ATLANTA — The Georgia Trust for Historic Preservation is looking for a preservation-minded buyer to purchase and rehabilitate the Alston-Wiley House in Sparta, located at 180 Maiden Lane. The historic house is being sold through the Georgia Trust’s Revolving Fund program, which provides effective alternatives to demolition or neglect of architecturally and historically significant properties.
The Alston-Wiley House was built circa 1817 by Colonel Robert West Alston, a lifelong friend of President Andrew Jackson. Originally constructed in the Federal style, the two-story house has seen several modifications over the years. A significant remodel just before the Civil War changed the orientation of the main entrance from the north to the east facade, and a Victorian-era porch was added.
The interior of the house retains many of its historic features including mantels, original plaster and hardwood flooring. The one-of-a-kind bifurcated staircase in the central hall is the house’s most unique feature. The original L-shaped plan, roof lines and the decorative molding of the main cornice mirror those of another Federal style residence—the historic Church-Waddel-Brumby House in Athens.

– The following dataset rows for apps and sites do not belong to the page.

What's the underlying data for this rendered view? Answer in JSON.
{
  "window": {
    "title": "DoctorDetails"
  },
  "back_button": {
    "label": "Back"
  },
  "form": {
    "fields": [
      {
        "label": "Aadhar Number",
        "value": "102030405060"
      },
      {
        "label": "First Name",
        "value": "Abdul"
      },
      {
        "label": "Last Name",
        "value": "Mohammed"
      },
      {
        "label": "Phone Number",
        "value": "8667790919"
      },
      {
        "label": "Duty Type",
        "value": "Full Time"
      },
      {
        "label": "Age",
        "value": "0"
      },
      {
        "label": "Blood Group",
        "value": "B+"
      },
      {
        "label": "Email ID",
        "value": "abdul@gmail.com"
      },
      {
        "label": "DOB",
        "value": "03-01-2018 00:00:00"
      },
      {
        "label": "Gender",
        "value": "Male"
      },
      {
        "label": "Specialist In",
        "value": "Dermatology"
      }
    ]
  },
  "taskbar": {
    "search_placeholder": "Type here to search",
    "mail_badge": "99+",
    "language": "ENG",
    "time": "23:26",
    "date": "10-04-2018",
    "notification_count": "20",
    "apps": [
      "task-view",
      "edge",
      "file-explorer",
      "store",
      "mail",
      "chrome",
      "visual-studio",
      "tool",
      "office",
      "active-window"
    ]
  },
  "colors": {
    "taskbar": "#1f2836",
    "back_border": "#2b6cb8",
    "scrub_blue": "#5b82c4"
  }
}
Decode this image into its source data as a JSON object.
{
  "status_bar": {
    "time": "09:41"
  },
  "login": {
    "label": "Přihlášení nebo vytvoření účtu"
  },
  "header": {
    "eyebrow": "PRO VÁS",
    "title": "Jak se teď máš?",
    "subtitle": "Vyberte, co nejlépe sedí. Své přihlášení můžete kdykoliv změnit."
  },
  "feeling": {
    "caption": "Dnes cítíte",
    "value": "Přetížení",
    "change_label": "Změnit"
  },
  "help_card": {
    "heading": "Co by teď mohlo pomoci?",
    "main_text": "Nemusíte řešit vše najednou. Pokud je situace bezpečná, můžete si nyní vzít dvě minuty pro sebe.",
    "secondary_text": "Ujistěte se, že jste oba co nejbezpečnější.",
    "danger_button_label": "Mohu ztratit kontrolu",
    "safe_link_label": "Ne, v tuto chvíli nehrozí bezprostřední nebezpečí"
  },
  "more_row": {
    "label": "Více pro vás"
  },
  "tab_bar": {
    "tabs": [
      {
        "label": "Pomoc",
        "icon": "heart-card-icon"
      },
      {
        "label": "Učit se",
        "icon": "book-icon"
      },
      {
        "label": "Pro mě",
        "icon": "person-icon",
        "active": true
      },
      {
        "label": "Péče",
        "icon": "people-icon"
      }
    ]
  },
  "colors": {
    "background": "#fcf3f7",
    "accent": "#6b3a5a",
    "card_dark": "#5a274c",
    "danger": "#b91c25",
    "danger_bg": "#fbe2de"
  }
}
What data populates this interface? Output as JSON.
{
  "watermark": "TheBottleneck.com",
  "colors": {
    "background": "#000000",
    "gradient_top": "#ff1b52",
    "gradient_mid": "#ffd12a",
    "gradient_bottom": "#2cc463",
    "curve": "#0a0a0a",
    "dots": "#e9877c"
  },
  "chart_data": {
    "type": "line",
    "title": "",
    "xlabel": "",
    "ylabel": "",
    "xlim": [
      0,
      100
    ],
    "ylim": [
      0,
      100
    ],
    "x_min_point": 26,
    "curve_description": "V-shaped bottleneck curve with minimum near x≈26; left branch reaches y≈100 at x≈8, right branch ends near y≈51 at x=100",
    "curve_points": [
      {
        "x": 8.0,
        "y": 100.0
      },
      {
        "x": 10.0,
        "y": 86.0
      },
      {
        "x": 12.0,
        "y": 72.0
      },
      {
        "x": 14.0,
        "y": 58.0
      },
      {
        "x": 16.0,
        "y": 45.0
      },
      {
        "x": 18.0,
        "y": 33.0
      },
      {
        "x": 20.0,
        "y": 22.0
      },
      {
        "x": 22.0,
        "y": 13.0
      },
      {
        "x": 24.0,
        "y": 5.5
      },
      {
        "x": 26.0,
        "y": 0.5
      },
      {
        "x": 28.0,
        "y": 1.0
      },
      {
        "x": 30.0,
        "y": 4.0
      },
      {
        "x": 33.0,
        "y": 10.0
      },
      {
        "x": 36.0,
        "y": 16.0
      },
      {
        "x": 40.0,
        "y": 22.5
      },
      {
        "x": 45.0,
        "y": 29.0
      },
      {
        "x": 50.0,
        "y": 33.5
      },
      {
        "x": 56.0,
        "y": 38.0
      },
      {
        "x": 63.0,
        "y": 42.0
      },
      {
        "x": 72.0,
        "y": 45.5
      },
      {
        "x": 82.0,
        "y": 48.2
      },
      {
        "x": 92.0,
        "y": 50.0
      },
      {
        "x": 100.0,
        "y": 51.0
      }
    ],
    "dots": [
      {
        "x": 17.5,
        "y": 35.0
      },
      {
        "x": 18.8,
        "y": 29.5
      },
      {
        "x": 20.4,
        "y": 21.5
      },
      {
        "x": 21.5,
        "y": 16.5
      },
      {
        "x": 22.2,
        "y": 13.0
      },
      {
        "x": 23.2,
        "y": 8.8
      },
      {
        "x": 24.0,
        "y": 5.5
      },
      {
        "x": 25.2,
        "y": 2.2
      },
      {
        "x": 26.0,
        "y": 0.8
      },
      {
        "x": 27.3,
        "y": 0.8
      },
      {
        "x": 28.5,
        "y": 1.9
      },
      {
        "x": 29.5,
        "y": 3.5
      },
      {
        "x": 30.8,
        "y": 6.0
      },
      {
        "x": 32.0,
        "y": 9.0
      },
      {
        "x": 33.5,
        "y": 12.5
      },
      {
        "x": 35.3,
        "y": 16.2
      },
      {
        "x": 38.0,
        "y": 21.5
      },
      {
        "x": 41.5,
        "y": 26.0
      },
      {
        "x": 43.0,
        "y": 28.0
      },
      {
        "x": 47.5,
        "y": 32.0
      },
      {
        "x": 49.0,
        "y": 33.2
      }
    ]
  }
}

The house is in overall fair condition, but it will require significant interior rehabilitation including repair of some plaster work, repainting and repairs to the cornice.
The Alston-Wiley House is available for $130,000. It is approximately 5,216 square feet and sits on four acres. The house is a contributing property within the Sparta Historic District, which is listed on the National Register of Historic Places, and may be eligible for state and federal rehabilitation incentives. The buyer is required to sign a Rehabilitation Agreement and all work done to the property must abide by the Secretary of the Interior’s Standards for Rehabilitation.
The Georgia Trust’s Revolving Fund Program was established in 1990 to provide effective alternatives to demolition or neglect of architecturally and historically significant properties by promoting their rehabilitation and enabling owners of endangered historic properties to connect with buyers who will rehabilitate their properties.
The Georgia Trust accomplishes this goal by either accepting property donations or by purchasing options on endangered historic properties. The properties are then marketed nationally to locate buyers who agree to preserve and maintain the structures. Protective covenants are attached to the deeds to ensure that the historic integrity of each property is retained, and purchasers are required to sign rehabilitation agreements based on the work to be performed on the structure.
Founded in 1973, the Georgia Trust for Historic Preservation works for the preservation and revitalization of Georgia’s diverse historic resources and advocates their appreciation, protection and use.
As one of the country’s leading statewide, nonprofit preservation organizations, the Trust generates community revitalization by finding buyers for endangered properties acquired by its Revolving Fund and raises awareness of other endangered historic resources through an annual listing of Georgia’s “Places in Peril.” The Trust recognizes preservation projects and individuals with its annual Preservation Awards and awards students and professionals with the Neel Reid Prize and Liz Lyon Fellowship. The Trust offers a variety of educational programs for adults and children, provides technical assistance to property owners and historic communities, advocates for funding, tax incentives and other laws aiding preservation efforts, and manages two house museums in Atlanta (Rhodes Hall) and Macon (Hay House). To learn more, visit www.georgiatrust.org.